A conversation then ensued, on not unfamiliar lines. Miss Bartlett was, after all, a wee bit tired, and thought they had better spend the morning settling in; unless Lucy would at all like to go out? Lucy would rather like to go out, as it was her first day in Florence, but, of course, she could go alone. Miss Bartlett could not allow this. Of course she would accompany Lucy everywhere. Oh, certainly not; Lucy would stop with her cousin. Oh, no! that would never do. Oh, yes!
-E.M. Forster, A Room With A View
There was a moment, while I was unpacking my things in the hotel room that first night, that I had a twinge. Here we were, two related, unmarried spinster ladies brushing our teeth and folding our underwear; already tired at 8pm! I was holidaying with my mom: how un-cool! Would this trip be a disaster? Then I shook it off. My mom is no Cousin Charlotte and I am no Lucy Honeychurch (in more ways than one since I am far too old for one thing). This roadtrip was a chance to spend some time together before I vanished up north for the summer. I chose Seattle because it is in another country and therefore exotic, but it is less than 3 hours' drive away and therefore easy to get to.
Oh Seattle! Being there is like being in an alternate-universe Vancouver: there is a market, and an ocean view, and mountains, and delicious restaurants... they are so alike, and yet there are differences too. More brick buildings (a shame if The Big One hits Seattle, but so lovely in the meantime). More visible history. Less soul-destroyingly boring condos. Better liquor laws. Neighbourhoods that feel vibrant and funky and have managed to keep Big Business at bay. I was trying to quantify the different vibe but all I could come up with was that people in Seattle seem to have a true appreciation for the finer things in life: food is crafted with care, cafes are lovingly decorated, buildings are painted inside and out, communities are cherished and nurtured, the arts are supported. I know that I am seeing it through the rose-coloured lenses of a quick pleasure trip, but that's how it feels to me.

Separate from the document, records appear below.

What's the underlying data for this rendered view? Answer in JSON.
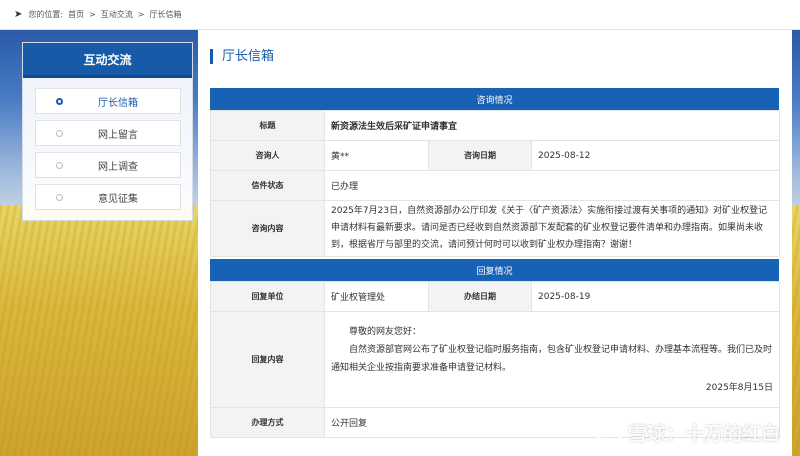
{
  "breadcrumb": {
    "prefix": "您的位置:",
    "home": "首页",
    "sep1": ">",
    "section": "互动交流",
    "sep2": ">",
    "current": "厅长信箱"
  },
  "sidebar": {
    "heading": "互动交流",
    "items": [
      {
        "label": "厅长信箱",
        "active": true
      },
      {
        "label": "网上留言",
        "active": false
      },
      {
        "label": "网上调查",
        "active": false
      },
      {
        "label": "意见征集",
        "active": false
      }
    ]
  },
  "page_title": "厅长信箱",
  "consult": {
    "section_title": "咨询情况",
    "title_label": "标题",
    "title_value": "新资源法生效后采矿证申请事宜",
    "person_label": "咨询人",
    "person_value": "黄**",
    "date_label": "咨询日期",
    "date_value": "2025-08-12",
    "status_label": "信件状态",
    "status_value": "已办理",
    "content_label": "咨询内容",
    "content_value": "2025年7月23日，自然资源部办公厅印发《关于〈矿产资源法〉实施衔接过渡有关事项的通知》对矿业权登记申请材料有最新要求。请问是否已经收到自然资源部下发配套的矿业权登记要件清单和办理指南。如果尚未收到，根据省厅与部里的交流，请问预计何时可以收到矿业权办理指南？谢谢！"
  },
  "reply": {
    "section_title": "回复情况",
    "unit_label": "回复单位",
    "unit_value": "矿业权管理处",
    "done_date_label": "办结日期",
    "done_date_value": "2025-08-19",
    "content_label": "回复内容",
    "greeting": "尊敬的网友您好：",
    "body": "自然资源部官网公布了矿业权登记临时服务指南，包含矿业权登记申请材料、办理基本流程等。我们已及时通知相关企业按指南要求准备申请登记材料。",
    "date": "2025年8月15日",
    "method_label": "办理方式",
    "method_value": "公开回复"
  },
  "watermark": {
    "text": "雪球：十万的红白"
  }
}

Anyway, the two spinster ladies got along famously, and if we did have an alarmingly uncool tendency to fall asleep around 10pm clutching English mystery novels... well, we had an excuse: we walked between four and six hours a day. And Seattle is not a flat city. I had a little guidebook which suggested various neighbourhoods we should visit, and every day we picked a few and trekked around them. I think we basically did a marathon, but we stretched it over 3-and-a-1/2 days with lots of food stops. My mom is the kind of person who looks as if a good wind might topple her, but I mapped one of our days of walking and it was over 10k. She is also totally game for trying out my vague suggestions: "I remember eating breakfast about 7 years ago at this great little Mexican place in Beacon Hill- I think it's the one that's mentioned in this newspaper. Can we try and find it?" "I think there's a park at the end of this road. Can we check it out?" "I read about this play that's about Scottish soldiers in Iraq. Shall we see it?" And she'd smile and nod, and off we'd head to Beacon Hill/Golden Gardens Park/the Paramount Theatre.

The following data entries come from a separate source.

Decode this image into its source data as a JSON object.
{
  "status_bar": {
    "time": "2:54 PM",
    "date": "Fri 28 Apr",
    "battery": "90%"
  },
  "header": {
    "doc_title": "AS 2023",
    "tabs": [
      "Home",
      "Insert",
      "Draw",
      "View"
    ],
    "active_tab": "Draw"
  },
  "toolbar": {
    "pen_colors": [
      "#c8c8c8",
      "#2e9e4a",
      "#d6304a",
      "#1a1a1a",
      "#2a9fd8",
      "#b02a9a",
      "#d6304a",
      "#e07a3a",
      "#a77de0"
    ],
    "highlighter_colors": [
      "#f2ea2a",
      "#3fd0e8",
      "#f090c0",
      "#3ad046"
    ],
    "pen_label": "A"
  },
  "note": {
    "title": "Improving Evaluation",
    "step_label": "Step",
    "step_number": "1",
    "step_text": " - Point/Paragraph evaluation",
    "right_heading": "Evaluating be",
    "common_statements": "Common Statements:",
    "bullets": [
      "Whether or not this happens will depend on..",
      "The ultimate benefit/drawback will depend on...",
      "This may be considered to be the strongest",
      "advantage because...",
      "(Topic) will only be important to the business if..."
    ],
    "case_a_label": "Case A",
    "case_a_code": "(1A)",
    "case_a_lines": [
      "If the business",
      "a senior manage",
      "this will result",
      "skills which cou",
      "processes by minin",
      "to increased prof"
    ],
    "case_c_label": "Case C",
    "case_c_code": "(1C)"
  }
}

We also stopped in at Delancy and Essex, which I'd read about here. In fact, we bookended our trip with 2 visits there, because: succulent pizza! Seductive cocktails! Little cauliflour-and-pine nut-toasts! Lovely ambience! and the second time we met Molly Wizenberg, who owns both places with her husband. It's a little bit weird, meeting someone whose blog (and book) you've read, because you feel like I know all this stuff about you and yet of course, you don't really know them at all. But she was very sweet, and it's nice to know that down south in Alternate-Universe-Vancouver there is a little pizza place and cocktail bar that is just as lovely in real life as it sounds in print.
|The elegant Essex.|
|This? Oh, just one of the many reasons I didn't lose weight in Seattle.|
|Golden Gardens Park, Ballard.|
It's funny, finishing this post now, because I'm back up north, have been since Saturday. When you travel very quickly from one place to another, totally different place, time has a funny way of playing tricks on you. I was still in Seattle this time last week, but it seems like a small lifetime ago. I got home from the States, finished packing and moving out, crashed with my long-suffering mom for 2 nights, got epically drunk with my brother, took the Greyhound early Saturday morning (still dizzy and nauseous from the cocktails), and... arrived. I'm cat-and house-sitting for friends this week, which means I have cushy digs all to myself for a while. I've been unpacking, catching up with friends, enjoying the unseasonal warmth, and getting more exercise in a few days than I ever get in Vancouver. Work starts tomorrow. I look out at the mountains and the bog, and marvel that I was somewhere so different just a week ago.